Double Exposure is the eighth ballet choreographed by Artistic Director Emerita Judith Jamison for Alvin Ailey American Dance Theater. The movement vocabulary in Double Exposure is unique and inventive. Combined with the electronic dimensions onstage and the dazzling Ailey dancers, Ms. Jamison has achieved a new level of choreographic prowess.
Ms. Jamison discussed the concept of Double Exposure:
"Robbi (Ruggieri) came to me with this idea. He said Double Exposure was a very interesting title for something he was working on musically. I related to it immediately. I responded to Robbi by saying that I had been interested in choreographing a male pas de deux. I was also captivated by the concept of showing two sides of one person. We are all multi-layered and multi-leveled human beings. This was a way to show two aspects of one person. The women got into the story as catalysts because in my ballets I always have some strong, powerful female figures. In that sense they broke down as three elements of one woman.

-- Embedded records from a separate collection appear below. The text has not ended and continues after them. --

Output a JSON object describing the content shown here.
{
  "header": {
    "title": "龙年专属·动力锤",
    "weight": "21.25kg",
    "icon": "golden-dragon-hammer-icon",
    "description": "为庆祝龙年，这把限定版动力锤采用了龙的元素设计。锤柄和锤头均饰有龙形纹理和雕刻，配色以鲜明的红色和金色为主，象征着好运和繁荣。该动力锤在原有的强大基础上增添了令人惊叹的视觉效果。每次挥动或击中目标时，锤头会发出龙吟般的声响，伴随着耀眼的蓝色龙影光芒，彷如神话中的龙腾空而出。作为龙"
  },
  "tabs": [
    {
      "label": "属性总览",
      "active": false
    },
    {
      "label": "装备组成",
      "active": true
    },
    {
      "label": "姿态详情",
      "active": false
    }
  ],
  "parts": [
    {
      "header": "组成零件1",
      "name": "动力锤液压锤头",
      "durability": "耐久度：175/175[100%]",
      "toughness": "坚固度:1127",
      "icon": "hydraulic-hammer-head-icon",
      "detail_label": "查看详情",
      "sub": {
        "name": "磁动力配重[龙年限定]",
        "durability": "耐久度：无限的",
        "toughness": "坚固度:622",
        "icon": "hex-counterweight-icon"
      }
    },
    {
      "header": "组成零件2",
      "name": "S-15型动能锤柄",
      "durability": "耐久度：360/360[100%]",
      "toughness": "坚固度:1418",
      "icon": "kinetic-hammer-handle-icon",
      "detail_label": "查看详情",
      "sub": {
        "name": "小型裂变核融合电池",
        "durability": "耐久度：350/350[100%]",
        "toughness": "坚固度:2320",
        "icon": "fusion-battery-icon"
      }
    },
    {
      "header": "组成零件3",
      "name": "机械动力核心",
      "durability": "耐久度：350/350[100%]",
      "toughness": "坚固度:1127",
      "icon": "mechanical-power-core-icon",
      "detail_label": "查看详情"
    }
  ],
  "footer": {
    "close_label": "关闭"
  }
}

Everybody thinks that the three women are me but it really is just three different ways of moving me. They are like the Greek chorus in ancient theater because they are aware of the fact that the two men are really one personality. It also has to do with the idea of the masculine-feminine qualities that each one of us encompasses."
"I wanted to create a 'dancey' ballet. I'm influenced by Martha Graham and material moving around, elegance and color. If you have dancers like Matthew Rushing and Glenn Sims, they give you an extra stretch of the movement that has been given to them initially in the choreographic process. And I always say when I'm working on a new ballet that the dancers' mistakes are sometimes my steps. For instance, they will fall out of something that I have given them to do and it becomes an organic transition into something else. It all boils down to a matter of trust and my belief in what their bodies are naturally doing. In one segment of Double Exposure, I tripped doing a step. I turned around and the dancers picked up the trip and all of a sudden it became part of the movement. I love working that way because that is the way Alvin used to work with me. I adore exploring and trusting those dancers to extend themselves that way in the process of making a dance."
"I wasn't exactly trying to reach another level of movement. This is what came out of me in the creative process. I did know that I wanted to appreciate each woman's idiosyncracies and I love to work the men in tandem. John Butler used to make me crazy watching what he would do with his dancers in tandem." Ms. Jamison found it especially interesting to pair dancers of different sizes and explore the implications of that in partnering work. "The cantilever transitions were fascinating to work with choreographically. That is what pas de deux is all about: struggle, balance, off-balance, tension."
"My second cast of men, Jeffrey Gerodias and Clifton Brown, are beautiful too. It is a different feeling with them, a younger version of maturity or an aching youthfulness. There is more of an innocence to their performance, whereas Matthew and Glenn have a weight to theirs. And the way they are affected by the women has another feel to it altogether. When Matthew and Glenn touch the women, it is like shock waves are coming off the women. There is a cognizance by the men that these women are there to help them get to the next level they need to reach. In the second cast, the women are almost not real, they are like spirits."
"I choreographed the dance first and then layered it with the technological mechanics later. Technology was new to me and I had seen Mark Coniglio's performance downtown. His ability to marry what was happening on stage with the cameras and film was absolutely fascinating. I'm just at the tip of the iceberg now and I'm starting to find out about these mechanics. When he said that I could have a camera in the hand of a dancer and it wouldn't be any bigger than a battery pack, I was thrilled and he engineered that for me."
"For me, what is happening on stage is real. I need the audience to know that we didn't film this ahead of time. It's spontaneous. It is a whole different perspective of looking at movement and dance together with film. I am excited to see how Double Exposure looks and feels on different stages. Every time the dancers perform the piece it goes into another dimension. It evolves and creates its own territory. The dancers create their own space and are challenged by making things move or get out of their way so that they can reach the next plateau. It is certainly an intimate and generous experience simultaneously, which is hard to attain. But that is what Alvin Ailey was all about: the ability to see things from a different point of view. He encouraged us to make room for the possibilities in order to take us on another journey. It's an additional kind of exposure!"